• [Your objective] Every record below must be set down again exactly as given.

====

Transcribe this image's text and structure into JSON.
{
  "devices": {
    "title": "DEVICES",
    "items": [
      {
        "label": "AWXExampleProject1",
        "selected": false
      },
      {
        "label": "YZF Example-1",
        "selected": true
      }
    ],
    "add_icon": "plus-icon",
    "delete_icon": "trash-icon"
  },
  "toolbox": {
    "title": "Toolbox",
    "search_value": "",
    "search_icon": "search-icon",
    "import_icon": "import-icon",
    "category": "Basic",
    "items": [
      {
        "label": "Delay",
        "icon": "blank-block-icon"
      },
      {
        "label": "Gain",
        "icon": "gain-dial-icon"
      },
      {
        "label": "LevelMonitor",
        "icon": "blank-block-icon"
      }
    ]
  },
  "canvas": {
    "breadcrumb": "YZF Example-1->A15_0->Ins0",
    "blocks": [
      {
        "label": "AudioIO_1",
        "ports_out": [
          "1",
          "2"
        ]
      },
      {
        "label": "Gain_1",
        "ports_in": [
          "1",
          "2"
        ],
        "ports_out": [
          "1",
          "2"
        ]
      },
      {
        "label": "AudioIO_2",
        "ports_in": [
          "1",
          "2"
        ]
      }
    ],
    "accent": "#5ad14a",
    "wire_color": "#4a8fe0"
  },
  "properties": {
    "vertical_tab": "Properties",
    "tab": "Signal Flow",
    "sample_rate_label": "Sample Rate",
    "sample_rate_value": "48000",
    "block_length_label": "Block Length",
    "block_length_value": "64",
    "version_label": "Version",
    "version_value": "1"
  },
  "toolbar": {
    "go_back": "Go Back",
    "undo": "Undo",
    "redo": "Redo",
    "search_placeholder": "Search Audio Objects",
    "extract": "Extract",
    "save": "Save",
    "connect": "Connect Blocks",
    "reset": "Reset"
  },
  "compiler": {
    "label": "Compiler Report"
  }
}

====

• [Response for this exercise]
Transcribe this image's text and structure into JSON.
{
  "devices": {
    "title": "DEVICES",
    "items": [
      {
        "label": "AWXExampleProject1",
        "selected": false
      },
      {
        "label": "YZF Example-1",
        "selected": true
      }
    ],
    "add_icon": "plus-icon",
    "delete_icon": "trash-icon"
  },
  "toolbox": {
    "title": "Toolbox",
    "search_value": "",
    "search_icon": "search-icon",
    "import_icon": "import-icon",
    "category": "Basic",
    "items": [
      {
        "label": "Delay",
        "icon": "blank-block-icon"
      },
      {
        "label": "Gain",
        "icon": "gain-dial-icon"
      },
      {
        "label": "LevelMonitor",
        "icon": "blank-block-icon"
      }
    ]
  },
  "canvas": {
    "breadcrumb": "YZF Example-1->A15_0->Ins0",
    "blocks": [
      {
        "label": "AudioIO_1",
        "ports_out": [
          "1",
          "2"
        ]
      },
      {
        "label": "Gain_1",
        "ports_in": [
          "1",
          "2"
        ],
        "ports_out": [
          "1",
          "2"
        ]
      },
      {
        "label": "AudioIO_2",
        "ports_in": [
          "1",
          "2"
        ]
      }
    ],
    "accent": "#5ad14a",
    "wire_color": "#4a8fe0"
  },
  "properties": {
    "vertical_tab": "Properties",
    "tab": "Signal Flow",
    "sample_rate_label": "Sample Rate",
    "sample_rate_value": "48000",
    "block_length_label": "Block Length",
    "block_length_value": "64",
    "version_label": "Version",
    "version_value": "1"
  },
  "toolbar": {
    "go_back": "Go Back",
    "undo": "Undo",
    "redo": "Redo",
    "search_placeholder": "Search Audio Objects",
    "extract": "Extract",
    "save": "Save",
    "connect": "Connect Blocks",
    "reset": "Reset"
  },
  "compiler": {
    "label": "Compiler Report"
  }
}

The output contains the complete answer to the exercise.